My hernia operation yesterday went so well that instead of being the ordeal that I had expected, it was actually something of a pleasure.
How things have changed over 52 years!
My wife got me up there in time, helped me get settled, and then she went off shopping during the hours when she couldn't be in the same room.
Meanwhile all the hospital people were extremely friendly, especially the nurse, who seemed to have an uncanny knack of reading my mind. She blamed her long experience for her ability to anticipate all my questions and concerns.
It was done at Martha Jefferson, the smaller of the two hospitals in Mr. Jefferson's cool little city, Charlottesville. The other is U.Va or the University of Virginia. C'ville is 45 miles north of my house. There are two other hospitals 25 miles to the south, in Lynchburg, a slightly larger metropolis -- Jerry Falwell's town.
The operating room was quite a scene, appearing to promise lots of drama. It was larger than I expected and daunting to me. With age I have become as squeamish about seeing anything having to do with medical stuff on TV as I was as a child looking at horror stuff in movies.
The people -- and there seemed to be a lot of them -- were wearing non-uniform clothing, and some were standing around quite casually, while others were bustling about though also looking calm enough. And there in the middle stood this huge-looking though actually narrow operating table on which little ol' me would be esconsed.

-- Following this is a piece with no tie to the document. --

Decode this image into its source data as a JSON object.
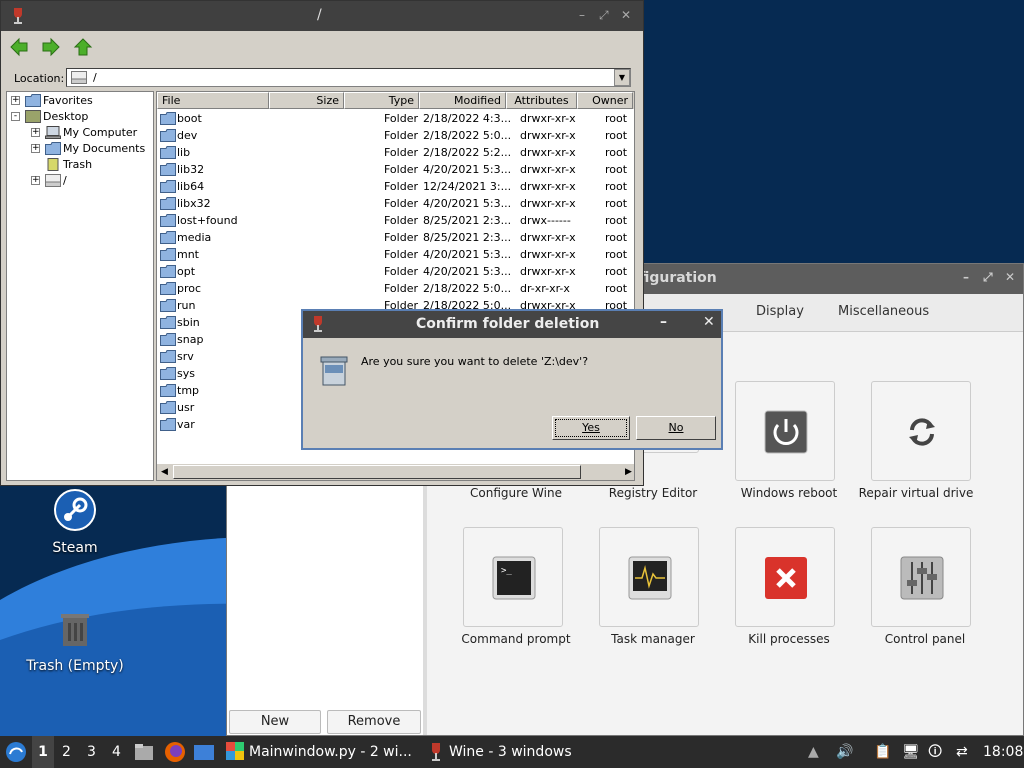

The surgeon and the anesthesia doctor soon arrived, and meanwhile the crew spread-eagled me on the table, which had extensible arms, and they appeared to be strapping down my arms and legs. The strapping felt like extended blood pressure cuffs, which regularly squeezed and relaxed. I found out later that their purpose was to keep blood clots from forming, which can happen during anesthesia.
I couldn't help it -- I look at a lot of crime and action movies on my satellite dish, and all this spreadeagling and wrapping reminded me of prisoners being strapped down and hooked up before suffering lethal injections.
As the nurse had predicted, the anesthesia doctor told me that he was about to give me a med via my IV that would put me under in five or six seconds, and the next thing I would know I would be awake in the recovery room.
I thought I'd fool him. I vowed to stay conscious five or six seconds longer than that by staring at a shiny purplish-gray disc directly overhead, but he won, and indeed an instant later I was fully awake and feeling surprisingly chipper in the recovery room. and the nearly two-hour operation was all over.
I stayed in there for another hour while watching the employees, who seemed to spend nearly half their time writing things on clipboards. Then I was wheeled into the room where they had first installed me, a comfortable little place though suggestive of a prison cell because of the toilet seat, which stood in plain sight right next to the door.
Eventually, besides my wife and the nurse, the surgeon dropped in for a final word. I asked whether I had done anything during the operation to get in the way, and he said that I had done just what I was supposed to do, which was exactly nothing.
Though the nurse had earlier said that the surgeon liked his patients to stay for two or three hours of observation, he decided that I was doing so well that he released me then and there.
I thanked him for doing an excellent job, and I did the same with the nurse while she wheeled me down to the car. The way I was feeling, it was more than obvious that they had done just that.
In turn the nurse said that I was doing better than most patients after that operation, and it meant that I must have a strong constitution, something that hitherto I had never suspected.